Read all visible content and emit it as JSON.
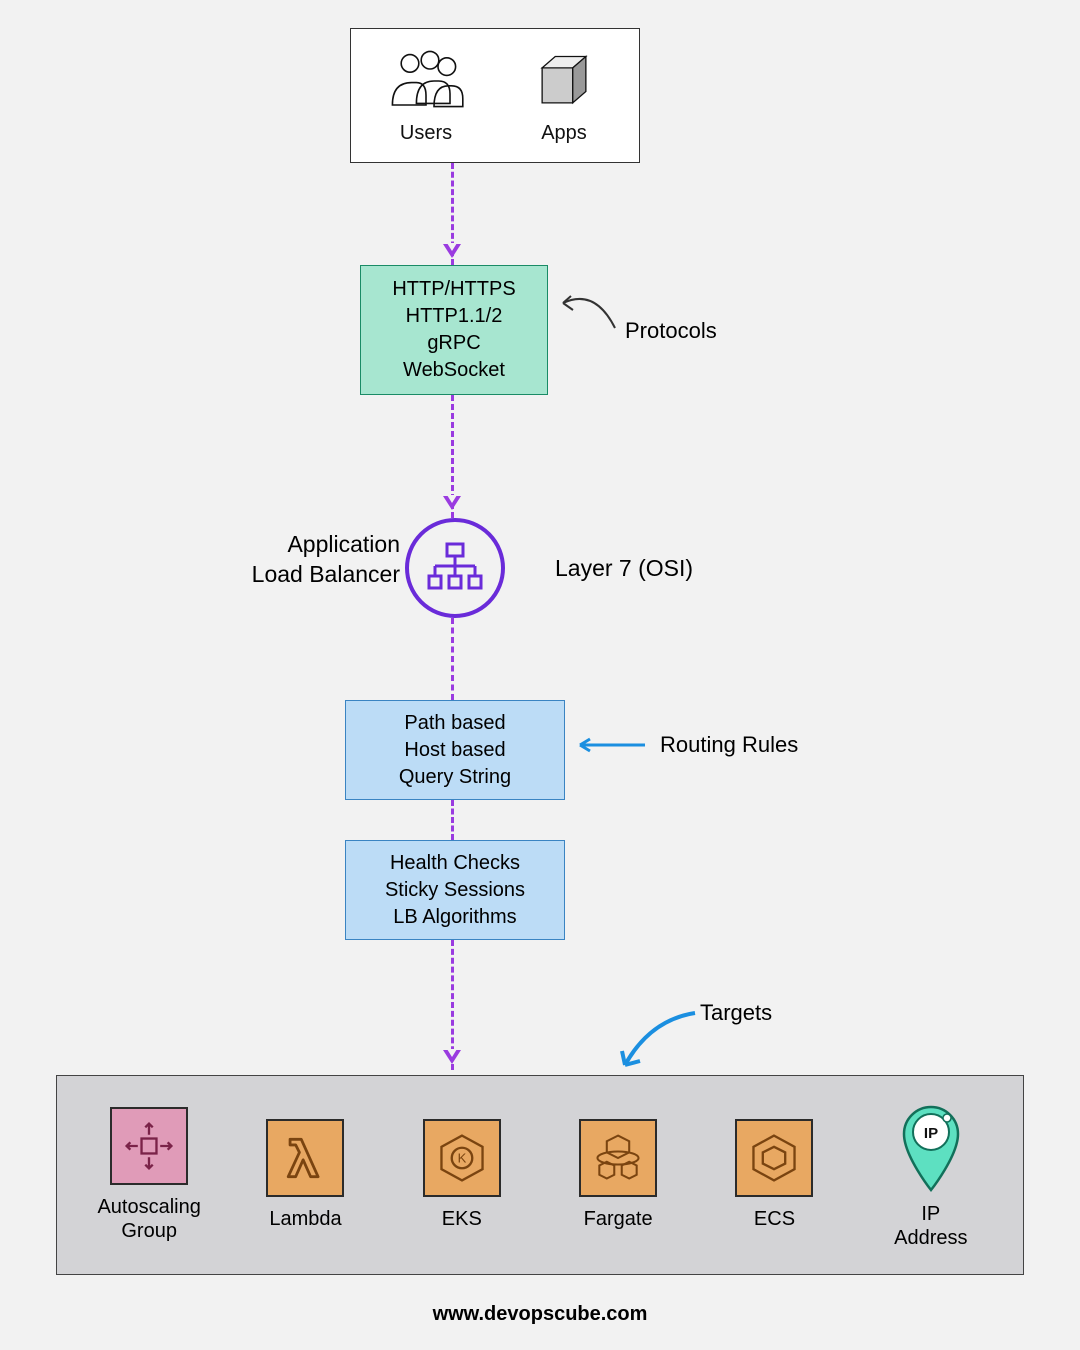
{
  "top": {
    "users_label": "Users",
    "apps_label": "Apps"
  },
  "protocols": {
    "lines": [
      "HTTP/HTTPS",
      "HTTP1.1/2",
      "gRPC",
      "WebSocket"
    ],
    "side_label": "Protocols"
  },
  "alb": {
    "left_label": "Application\nLoad Balancer",
    "right_label": "Layer 7 (OSI)"
  },
  "routing": {
    "lines": [
      "Path based",
      "Host based",
      "Query String"
    ],
    "side_label": "Routing Rules"
  },
  "health": {
    "lines": [
      "Health Checks",
      "Sticky Sessions",
      "LB Algorithms"
    ]
  },
  "targets": {
    "side_label": "Targets",
    "items": [
      {
        "label": "Autoscaling\nGroup"
      },
      {
        "label": "Lambda"
      },
      {
        "label": "EKS"
      },
      {
        "label": "Fargate"
      },
      {
        "label": "ECS"
      },
      {
        "label": "IP\nAddress"
      }
    ]
  },
  "footer": "www.devopscube.com"
}
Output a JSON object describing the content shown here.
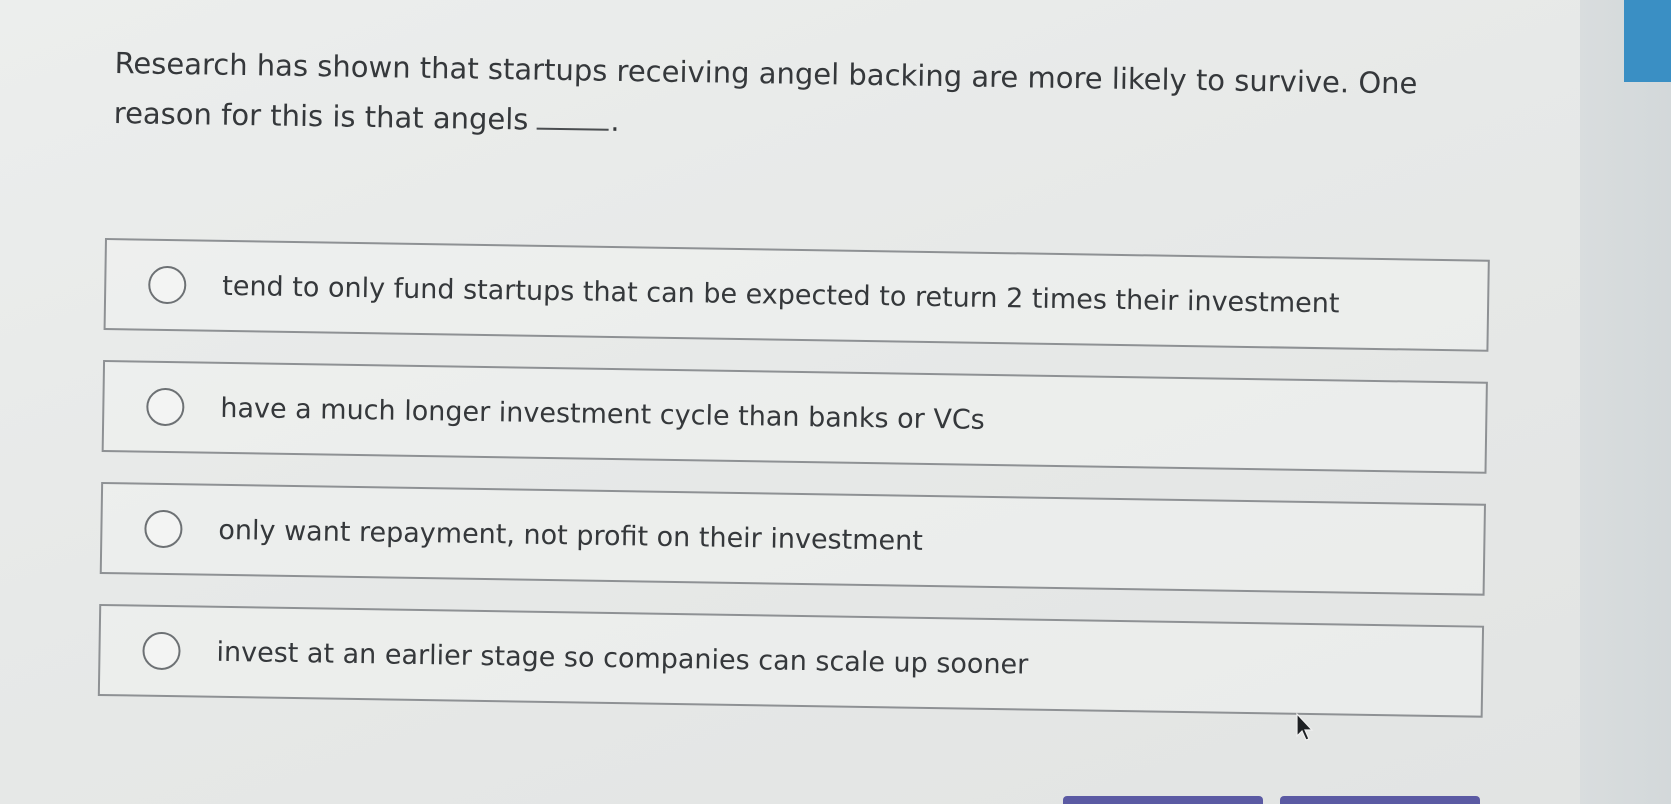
{
  "question": {
    "text": "Research has shown that startups receiving angel backing are more likely to survive. One reason for this is that angels",
    "blank": "_____",
    "end": "."
  },
  "options": [
    {
      "label": "tend to only fund startups that can be expected to return 2 times their investment",
      "selected": false
    },
    {
      "label": "have a much longer investment cycle than banks or VCs",
      "selected": false
    },
    {
      "label": "only want repayment, not profit on their investment",
      "selected": false
    },
    {
      "label": "invest at an earlier stage so companies can scale up sooner",
      "selected": false
    }
  ],
  "colors": {
    "accent": "#3a8fc4",
    "button": "#5b5aa3",
    "text": "#35383b"
  }
}
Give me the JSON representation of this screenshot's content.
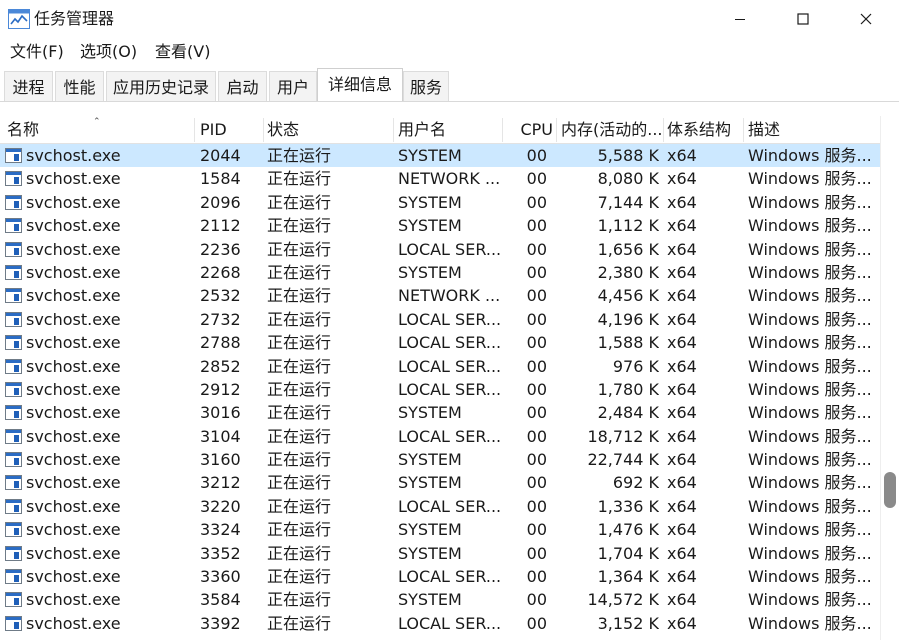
{
  "window": {
    "title": "任务管理器",
    "icon": "task-manager-icon"
  },
  "menu": [
    "文件(F)",
    "选项(O)",
    "查看(V)"
  ],
  "tabs": [
    {
      "label": "进程",
      "active": false
    },
    {
      "label": "性能",
      "active": false
    },
    {
      "label": "应用历史记录",
      "active": false
    },
    {
      "label": "启动",
      "active": false
    },
    {
      "label": "用户",
      "active": false
    },
    {
      "label": "详细信息",
      "active": true
    },
    {
      "label": "服务",
      "active": false
    }
  ],
  "table": {
    "columns": [
      "名称",
      "PID",
      "状态",
      "用户名",
      "CPU",
      "内存(活动的...",
      "体系结构",
      "描述"
    ],
    "sort": {
      "column": "名称",
      "direction": "ascending"
    },
    "selected_row": 0,
    "rows": [
      [
        "svchost.exe",
        "2044",
        "正在运行",
        "SYSTEM",
        "00",
        "5,588 K",
        "x64",
        "Windows 服务..."
      ],
      [
        "svchost.exe",
        "1584",
        "正在运行",
        "NETWORK ...",
        "00",
        "8,080 K",
        "x64",
        "Windows 服务..."
      ],
      [
        "svchost.exe",
        "2096",
        "正在运行",
        "SYSTEM",
        "00",
        "7,144 K",
        "x64",
        "Windows 服务..."
      ],
      [
        "svchost.exe",
        "2112",
        "正在运行",
        "SYSTEM",
        "00",
        "1,112 K",
        "x64",
        "Windows 服务..."
      ],
      [
        "svchost.exe",
        "2236",
        "正在运行",
        "LOCAL SER...",
        "00",
        "1,656 K",
        "x64",
        "Windows 服务..."
      ],
      [
        "svchost.exe",
        "2268",
        "正在运行",
        "SYSTEM",
        "00",
        "2,380 K",
        "x64",
        "Windows 服务..."
      ],
      [
        "svchost.exe",
        "2532",
        "正在运行",
        "NETWORK ...",
        "00",
        "4,456 K",
        "x64",
        "Windows 服务..."
      ],
      [
        "svchost.exe",
        "2732",
        "正在运行",
        "LOCAL SER...",
        "00",
        "4,196 K",
        "x64",
        "Windows 服务..."
      ],
      [
        "svchost.exe",
        "2788",
        "正在运行",
        "LOCAL SER...",
        "00",
        "1,588 K",
        "x64",
        "Windows 服务..."
      ],
      [
        "svchost.exe",
        "2852",
        "正在运行",
        "LOCAL SER...",
        "00",
        "976 K",
        "x64",
        "Windows 服务..."
      ],
      [
        "svchost.exe",
        "2912",
        "正在运行",
        "LOCAL SER...",
        "00",
        "1,780 K",
        "x64",
        "Windows 服务..."
      ],
      [
        "svchost.exe",
        "3016",
        "正在运行",
        "SYSTEM",
        "00",
        "2,484 K",
        "x64",
        "Windows 服务..."
      ],
      [
        "svchost.exe",
        "3104",
        "正在运行",
        "LOCAL SER...",
        "00",
        "18,712 K",
        "x64",
        "Windows 服务..."
      ],
      [
        "svchost.exe",
        "3160",
        "正在运行",
        "SYSTEM",
        "00",
        "22,744 K",
        "x64",
        "Windows 服务..."
      ],
      [
        "svchost.exe",
        "3212",
        "正在运行",
        "SYSTEM",
        "00",
        "692 K",
        "x64",
        "Windows 服务..."
      ],
      [
        "svchost.exe",
        "3220",
        "正在运行",
        "LOCAL SER...",
        "00",
        "1,336 K",
        "x64",
        "Windows 服务..."
      ],
      [
        "svchost.exe",
        "3324",
        "正在运行",
        "SYSTEM",
        "00",
        "1,476 K",
        "x64",
        "Windows 服务..."
      ],
      [
        "svchost.exe",
        "3352",
        "正在运行",
        "SYSTEM",
        "00",
        "1,704 K",
        "x64",
        "Windows 服务..."
      ],
      [
        "svchost.exe",
        "3360",
        "正在运行",
        "LOCAL SER...",
        "00",
        "1,364 K",
        "x64",
        "Windows 服务..."
      ],
      [
        "svchost.exe",
        "3584",
        "正在运行",
        "SYSTEM",
        "00",
        "14,572 K",
        "x64",
        "Windows 服务..."
      ],
      [
        "svchost.exe",
        "3392",
        "正在运行",
        "LOCAL SER...",
        "00",
        "3,152 K",
        "x64",
        "Windows 服务..."
      ]
    ]
  },
  "scrollbar": {
    "position": 0.72
  },
  "colors": {
    "selection": "#cce8ff",
    "accent": "#2b6cc4",
    "scroll_thumb": "#8a8a8a"
  }
}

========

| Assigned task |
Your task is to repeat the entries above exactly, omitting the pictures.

| Response to this task |
Read all visible content and emit it as JSON.
{
  "top": {
    "users_label": "Users",
    "apps_label": "Apps"
  },
  "protocols": {
    "lines": [
      "HTTP/HTTPS",
      "HTTP1.1/2",
      "gRPC",
      "WebSocket"
    ],
    "side_label": "Protocols"
  },
  "alb": {
    "left_label": "Application\nLoad Balancer",
    "right_label": "Layer 7 (OSI)"
  },
  "routing": {
    "lines": [
      "Path based",
      "Host based",
      "Query String"
    ],
    "side_label": "Routing Rules"
  },
  "health": {
    "lines": [
      "Health Checks",
      "Sticky Sessions",
      "LB Algorithms"
    ]
  },
  "targets": {
    "side_label": "Targets",
    "items": [
      {
        "label": "Autoscaling\nGroup"
      },
      {
        "label": "Lambda"
      },
      {
        "label": "EKS"
      },
      {
        "label": "Fargate"
      },
      {
        "label": "ECS"
      },
      {
        "label": "IP\nAddress"
      }
    ]
  },
  "footer": "www.devopscube.com"
}
Output a JSON object describing the content shown here.
{
  "question": {
    "text": "Research has shown that startups receiving angel backing are more likely to survive. One reason for this is that angels",
    "blank": "_____",
    "end": "."
  },
  "options": [
    {
      "label": "tend to only fund startups that can be expected to return 2 times their investment",
      "selected": false
    },
    {
      "label": "have a much longer investment cycle than banks or VCs",
      "selected": false
    },
    {
      "label": "only want repayment, not profit on their investment",
      "selected": false
    },
    {
      "label": "invest at an earlier stage so companies can scale up sooner",
      "selected": false
    }
  ],
  "colors": {
    "accent": "#3a8fc4",
    "button": "#5b5aa3",
    "text": "#35383b"
  }
}
Give me the JSON representation of this screenshot's content.
{
  "window": {
    "title": "任务管理器",
    "icon": "task-manager-icon"
  },
  "menu": [
    "文件(F)",
    "选项(O)",
    "查看(V)"
  ],
  "tabs": [
    {
      "label": "进程",
      "active": false
    },
    {
      "label": "性能",
      "active": false
    },
    {
      "label": "应用历史记录",
      "active": false
    },
    {
      "label": "启动",
      "active": false
    },
    {
      "label": "用户",
      "active": false
    },
    {
      "label": "详细信息",
      "active": true
    },
    {
      "label": "服务",
      "active": false
    }
  ],
  "table": {
    "columns": [
      "名称",
      "PID",
      "状态",
      "用户名",
      "CPU",
      "内存(活动的...",
      "体系结构",
      "描述"
    ],
    "sort": {
      "column": "名称",
      "direction": "ascending"
    },
    "selected_row": 0,
    "rows": [
      [
        "svchost.exe",
        "2044",
        "正在运行",
        "SYSTEM",
        "00",
        "5,588 K",
        "x64",
        "Windows 服务..."
      ],
      [
        "svchost.exe",
        "1584",
        "正在运行",
        "NETWORK ...",
        "00",
        "8,080 K",
        "x64",
        "Windows 服务..."
      ],
      [
        "svchost.exe",
        "2096",
        "正在运行",
        "SYSTEM",
        "00",
        "7,144 K",
        "x64",
        "Windows 服务..."
      ],
      [
        "svchost.exe",
        "2112",
        "正在运行",
        "SYSTEM",
        "00",
        "1,112 K",
        "x64",
        "Windows 服务..."
      ],
      [
        "svchost.exe",
        "2236",
        "正在运行",
        "LOCAL SER...",
        "00",
        "1,656 K",
        "x64",
        "Windows 服务..."
      ],
      [
        "svchost.exe",
        "2268",
        "正在运行",
        "SYSTEM",
        "00",
        "2,380 K",
        "x64",
        "Windows 服务..."
      ],
      [
        "svchost.exe",
        "2532",
        "正在运行",
        "NETWORK ...",
        "00",
        "4,456 K",
        "x64",
        "Windows 服务..."
      ],
      [
        "svchost.exe",
        "2732",
        "正在运行",
        "LOCAL SER...",
        "00",
        "4,196 K",
        "x64",
        "Windows 服务..."
      ],
      [
        "svchost.exe",
        "2788",
        "正在运行",
        "LOCAL SER...",
        "00",
        "1,588 K",
        "x64",
        "Windows 服务..."
      ],
      [
        "svchost.exe",
        "2852",
        "正在运行",
        "LOCAL SER...",
        "00",
        "976 K",
        "x64",
        "Windows 服务..."
      ],
      [
        "svchost.exe",
        "2912",
        "正在运行",
        "LOCAL SER...",
        "00",
        "1,780 K",
        "x64",
        "Windows 服务..."
      ],
      [
        "svchost.exe",
        "3016",
        "正在运行",
        "SYSTEM",
        "00",
        "2,484 K",
        "x64",
        "Windows 服务..."
      ],
      [
        "svchost.exe",
        "3104",
        "正在运行",
        "LOCAL SER...",
        "00",
        "18,712 K",
        "x64",
        "Windows 服务..."
      ],
      [
        "svchost.exe",
        "3160",
        "正在运行",
        "SYSTEM",
        "00",
        "22,744 K",
        "x64",
        "Windows 服务..."
      ],
      [
        "svchost.exe",
        "3212",
        "正在运行",
        "SYSTEM",
        "00",
        "692 K",
        "x64",
        "Windows 服务..."
      ],
      [
        "svchost.exe",
        "3220",
        "正在运行",
        "LOCAL SER...",
        "00",
        "1,336 K",
        "x64",
        "Windows 服务..."
      ],
      [
        "svchost.exe",
        "3324",
        "正在运行",
        "SYSTEM",
        "00",
        "1,476 K",
        "x64",
        "Windows 服务..."
      ],
      [
        "svchost.exe",
        "3352",
        "正在运行",
        "SYSTEM",
        "00",
        "1,704 K",
        "x64",
        "Windows 服务..."
      ],
      [
        "svchost.exe",
        "3360",
        "正在运行",
        "LOCAL SER...",
        "00",
        "1,364 K",
        "x64",
        "Windows 服务..."
      ],
      [
        "svchost.exe",
        "3584",
        "正在运行",
        "SYSTEM",
        "00",
        "14,572 K",
        "x64",
        "Windows 服务..."
      ],
      [
        "svchost.exe",
        "3392",
        "正在运行",
        "LOCAL SER...",
        "00",
        "3,152 K",
        "x64",
        "Windows 服务..."
      ]
    ]
  },
  "scrollbar": {
    "position": 0.72
  },
  "colors": {
    "selection": "#cce8ff",
    "accent": "#2b6cc4",
    "scroll_thumb": "#8a8a8a"
  }
}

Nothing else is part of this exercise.